::: Data for analysis :::
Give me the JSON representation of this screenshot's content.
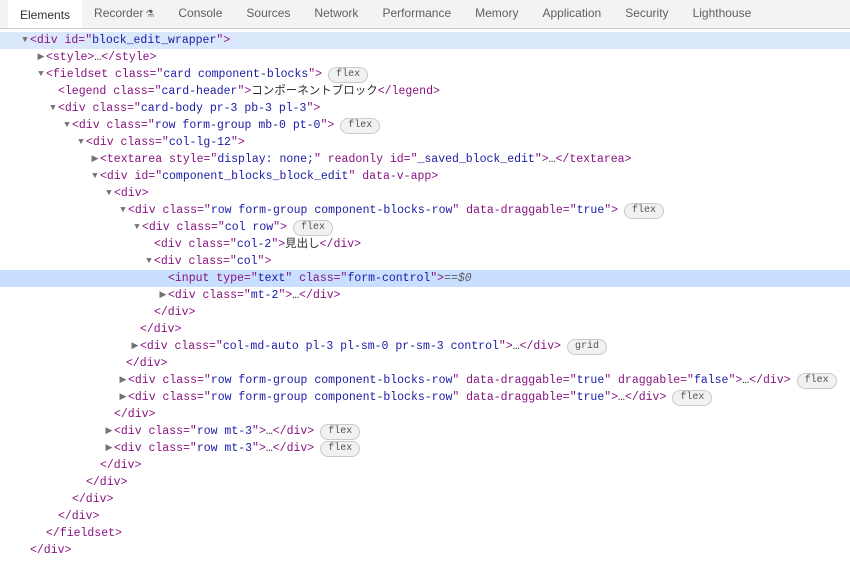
{
  "tabs": {
    "elements": "Elements",
    "recorder": "Recorder",
    "console": "Console",
    "sources": "Sources",
    "network": "Network",
    "performance": "Performance",
    "memory": "Memory",
    "application": "Application",
    "security": "Security",
    "lighthouse": "Lighthouse"
  },
  "badges": {
    "flex": "flex",
    "grid": "grid"
  },
  "tree": {
    "e": "…",
    "eq": " == ",
    "var0": "$0",
    "div_open": "<div>",
    "div_close": "</div>",
    "fieldset_close": "</fieldset>",
    "wrapper": {
      "open": "<div id=\"",
      "id": "block_edit_wrapper",
      "close": "\">"
    },
    "style": {
      "open": "<style>",
      "close": "</style>"
    },
    "fieldset": {
      "open": "<fieldset class=\"",
      "cls": "card component-blocks",
      "close": "\">"
    },
    "legend": {
      "open": "<legend class=\"",
      "cls": "card-header",
      "mid": "\">",
      "text": "コンポーネントブロック",
      "close": "</legend>"
    },
    "cardbody": {
      "open": "<div class=\"",
      "cls": "card-body pr-3 pb-3 pl-3",
      "close": "\">"
    },
    "rowfg": {
      "open": "<div class=\"",
      "cls": "row form-group mb-0 pt-0",
      "close": "\">"
    },
    "collg": {
      "open": "<div class=\"",
      "cls": "col-lg-12",
      "close": "\">"
    },
    "textarea": {
      "open": "<textarea style=\"",
      "style": "display: none;",
      "mid1": "\" readonly id=\"",
      "id": "_saved_block_edit",
      "mid2": "\">",
      "close": "</textarea>"
    },
    "vapp": {
      "open": "<div id=\"",
      "id": "component_blocks_block_edit",
      "mid": "\" data-v-app>",
      "close": ""
    },
    "cbrow": {
      "open": "<div class=\"",
      "cls": "row form-group component-blocks-row",
      "mid": "\" data-draggable=\"",
      "val": "true",
      "close": "\">"
    },
    "colrow": {
      "open": "<div class=\"",
      "cls": "col row",
      "close": "\">"
    },
    "col2": {
      "open": "<div class=\"",
      "cls": "col-2",
      "mid": "\">",
      "text": "見出し",
      "close": "</div>"
    },
    "col": {
      "open": "<div class=\"",
      "cls": "col",
      "close": "\">"
    },
    "input": {
      "open": "<input type=\"",
      "type": "text",
      "mid": "\" class=\"",
      "cls": "form-control",
      "close": "\">"
    },
    "mt2": {
      "open": "<div class=\"",
      "cls": "mt-2",
      "close": "\">"
    },
    "ctrl": {
      "open": "<div class=\"",
      "cls": "col-md-auto pl-3 pl-sm-0 pr-sm-3 control",
      "close": "\">"
    },
    "cbrow2": {
      "open": "<div class=\"",
      "cls": "row form-group component-blocks-row",
      "mid": "\" data-draggable=\"",
      "v1": "true",
      "mid2": "\" draggable=\"",
      "v2": "false",
      "close": "\">"
    },
    "cbrow3": {
      "open": "<div class=\"",
      "cls": "row form-group component-blocks-row",
      "mid": "\" data-draggable=\"",
      "val": "true",
      "close": "\">"
    },
    "rowmt3a": {
      "open": "<div class=\"",
      "cls": "row mt-3",
      "close": "\">"
    },
    "rowmt3b": {
      "open": "<div class=\"",
      "cls": "row mt-3",
      "close": "\">"
    }
  }
}
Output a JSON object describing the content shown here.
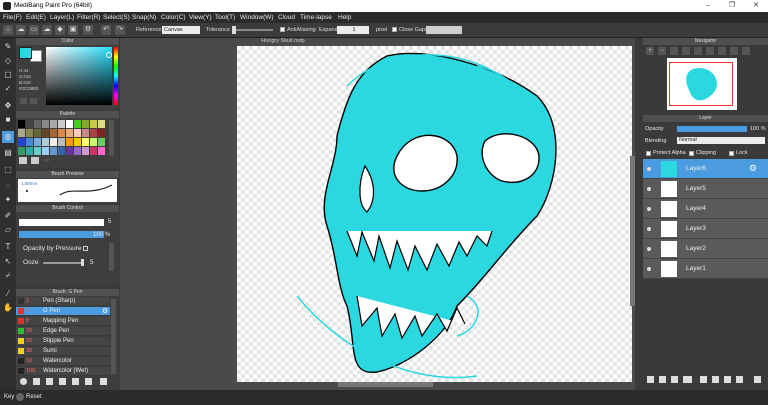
{
  "window": {
    "title": "MediBang Paint Pro (64bit)",
    "min": "–",
    "max": "❐",
    "close": "✕"
  },
  "menu": [
    "File(F)",
    "Edit(E)",
    "Layer(L)",
    "Filter(R)",
    "Select(S)",
    "Snap(N)",
    "Color(C)",
    "View(Y)",
    "Tool(T)",
    "Window(W)",
    "Cloud",
    "Time-lapse",
    "Help"
  ],
  "toolbar": {
    "reference_label": "Reference",
    "reference_value": "Canvas",
    "tolerance_label": "Tolerance",
    "antialiasing_label": "AntiAliasing",
    "expand_label": "Expand",
    "expand_value": "1",
    "expand_unit": "pixel",
    "close_gaps_label": "Close Gaps"
  },
  "document_tab": "Hungry Skull.mdp",
  "color_panel": {
    "title": "Color",
    "h": "H:44",
    "s": "S:216",
    "b": "B:216",
    "hex": "#2CD8E0",
    "fg": "#2cd8e0",
    "bg": "#ffffff"
  },
  "palette_panel": {
    "title": "Palette"
  },
  "brush_preview": {
    "title": "Brush Preview",
    "size": "1.88mm"
  },
  "brush_control": {
    "title": "Brush Control",
    "size_value": "5",
    "opacity_value": "100 %",
    "opacity_pressure": "Opacity by Pressure",
    "ooze_label": "Ooze",
    "ooze_value": "5"
  },
  "brush_list": {
    "title": "Brush: G Pen",
    "items": [
      {
        "num": "2",
        "name": "Pen (Sharp)",
        "color": "#333333"
      },
      {
        "num": "5",
        "name": "G Pen",
        "color": "#e03030"
      },
      {
        "num": "8",
        "name": "Mapping Pen",
        "color": "#e03030"
      },
      {
        "num": "20",
        "name": "Edge Pen",
        "color": "#2ec02e"
      },
      {
        "num": "50",
        "name": "Stipple Pen",
        "color": "#f0d020"
      },
      {
        "num": "30",
        "name": "Sumi",
        "color": "#f0d020"
      },
      {
        "num": "10",
        "name": "Watercolor",
        "color": "#222222"
      },
      {
        "num": "100",
        "name": "Watercolor (Wet)",
        "color": "#222222"
      }
    ]
  },
  "navigator": {
    "title": "Navigator"
  },
  "layer_panel": {
    "title": "Layer",
    "opacity_label": "Opacity",
    "opacity_value": "100 %",
    "blending_label": "Blending",
    "blending_value": "Normal",
    "protect_alpha": "Protect Alpha",
    "clipping": "Clipping",
    "lock": "Lock",
    "layers": [
      "Layer6",
      "Layer5",
      "Layer4",
      "Layer3",
      "Layer2",
      "Layer1"
    ]
  },
  "status": {
    "key": "Key",
    "reset": "Reset"
  },
  "colors": {
    "accent": "#4a9be0",
    "skull": "#2cd8e0"
  }
}
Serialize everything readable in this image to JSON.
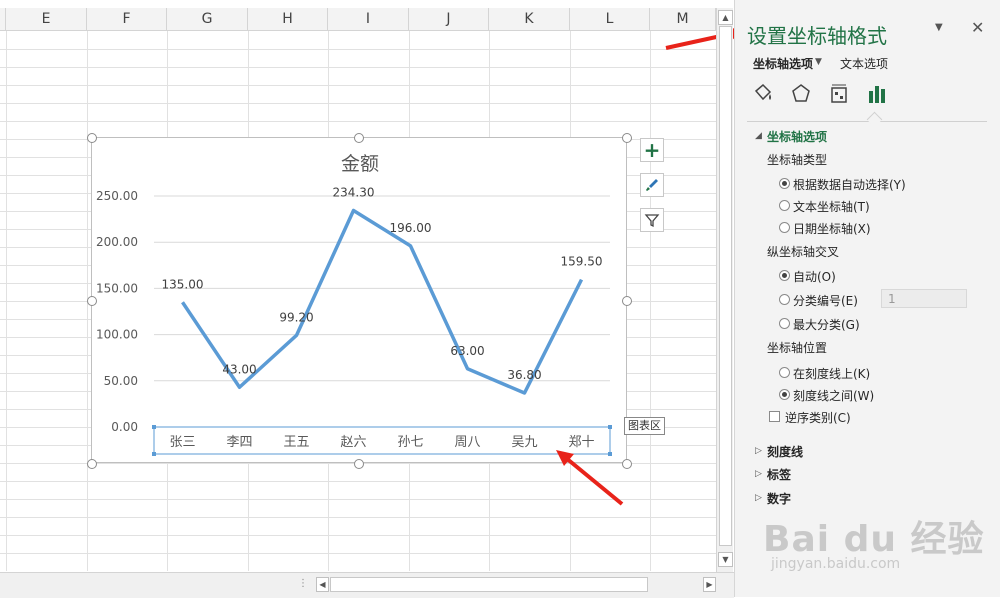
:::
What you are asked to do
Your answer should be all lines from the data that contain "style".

Response box
    "style": {
      "open": "<style>",
      "close": "</style>"
      "open": "<textarea style=\"",
      "style": "display: none;",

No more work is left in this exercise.